This petition aims to: 1) fix the annual salary of federal legislators directly to the national average of individual salaries in the United States 2) revise and simplify the Congressional pension.
First, an important note should be made: though they may seem so, these recommendations are not motivated by purely budgetary reasoning, nor for the sake of ‘popular reprisal’ against a seemingly ineffective legislative body.
Current legislation dictating the pay and benefits owed to members of the Congress should be altered. The following are two simple suggestions to begin that process, following from the idea that pay and benefits for federal legislators should be tied directly to the fiscal wellbeing of citizens and residents of the United States. In accordance with this general idea, such legal revisions would be ideally conceived so that after implementation the Congress could not directly make alterations to them (but would be required to follow, for example, a process similar to – if not the same as – the process necessary for passing or repealing a constitutional amendment).
1) Concerning annual salaries:
The annual salaries for members of Congress will be directly based on the national average of individual salaries in the United States as determined by the Bureau of the Census. Accordingly, the salary of federal legislators will fluctuate with regular reevaluation by the Census.
A thoroughly fair number seems to be double. In other words, members of Congress will be paid an annual salary that is double the salary of the average American.
To put this into perspective, according to the U.S. Census Bureau’s ‘quick facts’ reference page (quick facts), using data from the 2010 census, the 12-month per capita money income in our country was just $27,334.
In other words, at present, rather than the standard annual salary of $174,000 (or, higher for legislators in leadership positions), all members of Congress, regardless of position, will be welcome to an annual salary of $54,668.

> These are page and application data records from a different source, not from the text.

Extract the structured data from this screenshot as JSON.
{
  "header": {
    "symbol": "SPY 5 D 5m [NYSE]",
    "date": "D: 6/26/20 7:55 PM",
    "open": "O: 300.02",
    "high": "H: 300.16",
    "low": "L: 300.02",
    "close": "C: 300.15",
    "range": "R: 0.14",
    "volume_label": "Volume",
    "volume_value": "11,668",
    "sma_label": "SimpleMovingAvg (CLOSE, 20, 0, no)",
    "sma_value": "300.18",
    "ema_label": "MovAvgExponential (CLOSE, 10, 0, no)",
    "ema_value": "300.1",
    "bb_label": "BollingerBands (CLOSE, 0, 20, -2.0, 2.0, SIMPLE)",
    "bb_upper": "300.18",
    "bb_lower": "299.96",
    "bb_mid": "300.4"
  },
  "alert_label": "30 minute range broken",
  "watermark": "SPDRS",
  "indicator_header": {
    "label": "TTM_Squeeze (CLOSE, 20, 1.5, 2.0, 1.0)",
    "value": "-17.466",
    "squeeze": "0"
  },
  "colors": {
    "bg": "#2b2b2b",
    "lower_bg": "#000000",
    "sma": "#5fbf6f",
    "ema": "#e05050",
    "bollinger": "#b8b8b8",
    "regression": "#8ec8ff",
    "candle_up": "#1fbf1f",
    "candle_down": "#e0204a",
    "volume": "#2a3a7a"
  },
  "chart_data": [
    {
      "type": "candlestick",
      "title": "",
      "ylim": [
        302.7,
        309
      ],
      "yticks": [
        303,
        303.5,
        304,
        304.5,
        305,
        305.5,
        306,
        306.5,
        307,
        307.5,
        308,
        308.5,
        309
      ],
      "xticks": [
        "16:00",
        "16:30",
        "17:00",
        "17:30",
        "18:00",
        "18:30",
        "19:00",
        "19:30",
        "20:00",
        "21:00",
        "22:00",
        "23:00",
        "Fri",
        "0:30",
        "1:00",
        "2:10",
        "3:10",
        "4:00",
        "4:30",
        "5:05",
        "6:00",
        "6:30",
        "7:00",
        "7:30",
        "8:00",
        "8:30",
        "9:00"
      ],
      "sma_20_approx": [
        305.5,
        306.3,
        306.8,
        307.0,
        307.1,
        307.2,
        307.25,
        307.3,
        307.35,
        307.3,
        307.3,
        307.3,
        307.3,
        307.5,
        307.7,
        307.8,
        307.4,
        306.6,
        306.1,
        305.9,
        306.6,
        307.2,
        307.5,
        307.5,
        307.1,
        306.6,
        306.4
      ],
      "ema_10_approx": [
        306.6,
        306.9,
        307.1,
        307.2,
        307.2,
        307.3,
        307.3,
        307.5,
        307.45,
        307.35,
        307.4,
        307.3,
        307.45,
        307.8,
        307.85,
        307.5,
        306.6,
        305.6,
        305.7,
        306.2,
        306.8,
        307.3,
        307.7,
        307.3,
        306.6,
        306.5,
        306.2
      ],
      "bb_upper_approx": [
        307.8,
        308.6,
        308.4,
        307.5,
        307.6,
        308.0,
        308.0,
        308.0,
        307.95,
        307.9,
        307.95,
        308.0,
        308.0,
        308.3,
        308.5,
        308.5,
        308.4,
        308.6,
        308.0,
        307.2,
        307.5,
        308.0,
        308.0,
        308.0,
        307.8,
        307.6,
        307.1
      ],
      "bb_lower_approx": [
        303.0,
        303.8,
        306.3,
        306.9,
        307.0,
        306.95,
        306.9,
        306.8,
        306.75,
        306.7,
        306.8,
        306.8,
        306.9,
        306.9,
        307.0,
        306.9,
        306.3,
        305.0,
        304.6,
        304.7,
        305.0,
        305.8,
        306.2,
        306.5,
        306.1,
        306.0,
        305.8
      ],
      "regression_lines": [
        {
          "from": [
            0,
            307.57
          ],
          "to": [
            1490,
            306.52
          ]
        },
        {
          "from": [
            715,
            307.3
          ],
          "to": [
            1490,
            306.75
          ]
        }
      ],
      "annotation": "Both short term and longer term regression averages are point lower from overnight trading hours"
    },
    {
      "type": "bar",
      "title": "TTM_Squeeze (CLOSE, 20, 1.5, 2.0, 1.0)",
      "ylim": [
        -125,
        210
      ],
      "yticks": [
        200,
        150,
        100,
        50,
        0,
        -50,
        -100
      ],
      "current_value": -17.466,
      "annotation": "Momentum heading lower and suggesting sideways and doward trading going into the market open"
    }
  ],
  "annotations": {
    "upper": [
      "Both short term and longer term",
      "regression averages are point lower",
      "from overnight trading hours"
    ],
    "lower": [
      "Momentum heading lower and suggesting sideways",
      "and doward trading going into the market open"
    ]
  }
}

2) Concerning retirement pension:
Congressional pensions will be limited to 5 years at half salary upon honorable completion of service (meaning, completion of the entire duration of an elected term), with 1 additional year of pension benefits added for each term served after the first. There will be no vesting period.
In other words (again following the 2010 census data): a Representative who serves only 1 term (2 years) will have made a salary of $109,336. Then, over the next 5 years, that representative will earn an additional $136,670.
This is not meant to show ingratitude to our Congressmen and Congresswomen. Nearly a quarter million dollars in seven years is a very generous income, especially as a supplement if one then moves on to take another job.
At present (at least for those who entered Congress after January, 1987), congressional pensions are structured under the Federal Employees Retirement System. An individual is vested after 5 years of service, and can then receive a full pension after a) serving 25 years; b) turning 62; c) turning 50 and also having 20 years of service.
The primary concern here is to remove members of Congress from being considered as ‘normal’ federal employees in regards retirement. Given the structuring of the current system, members of Congress have a financial incentive to do everything they can to remain in office from 5 to 25 years. In other words, members of Congress currently have a financial incentive to do and say whatever they think will get them reelected. There is great potential in this set-up for members of Congress to act in ways that serve their own interests before that of their constituencies; to appear effective rather than actually being effective.
This is not to say that a person who wishes to run for multiple terms cannot be devoted to his or her constituency. And, certainly, members of Congress should be allowed to serve as many terms as their constituency wishes to elect them.
To close: our elected officials should be well treated, but service in the legislature should not be a route to riches (at the present rate of pay, a Senator who serves a full term of six years will make over one million dollars). An annual salary that is double the average income in this country should be more than ample to live on if well managed. And, if a member of Congress cannot effectively create and follow a personal budget, then we may have cause for concern regarding capacity to legislate for an entire nature. In any event, service is said to be an honor in and of itself and so, in theory, should be more than an ample reward.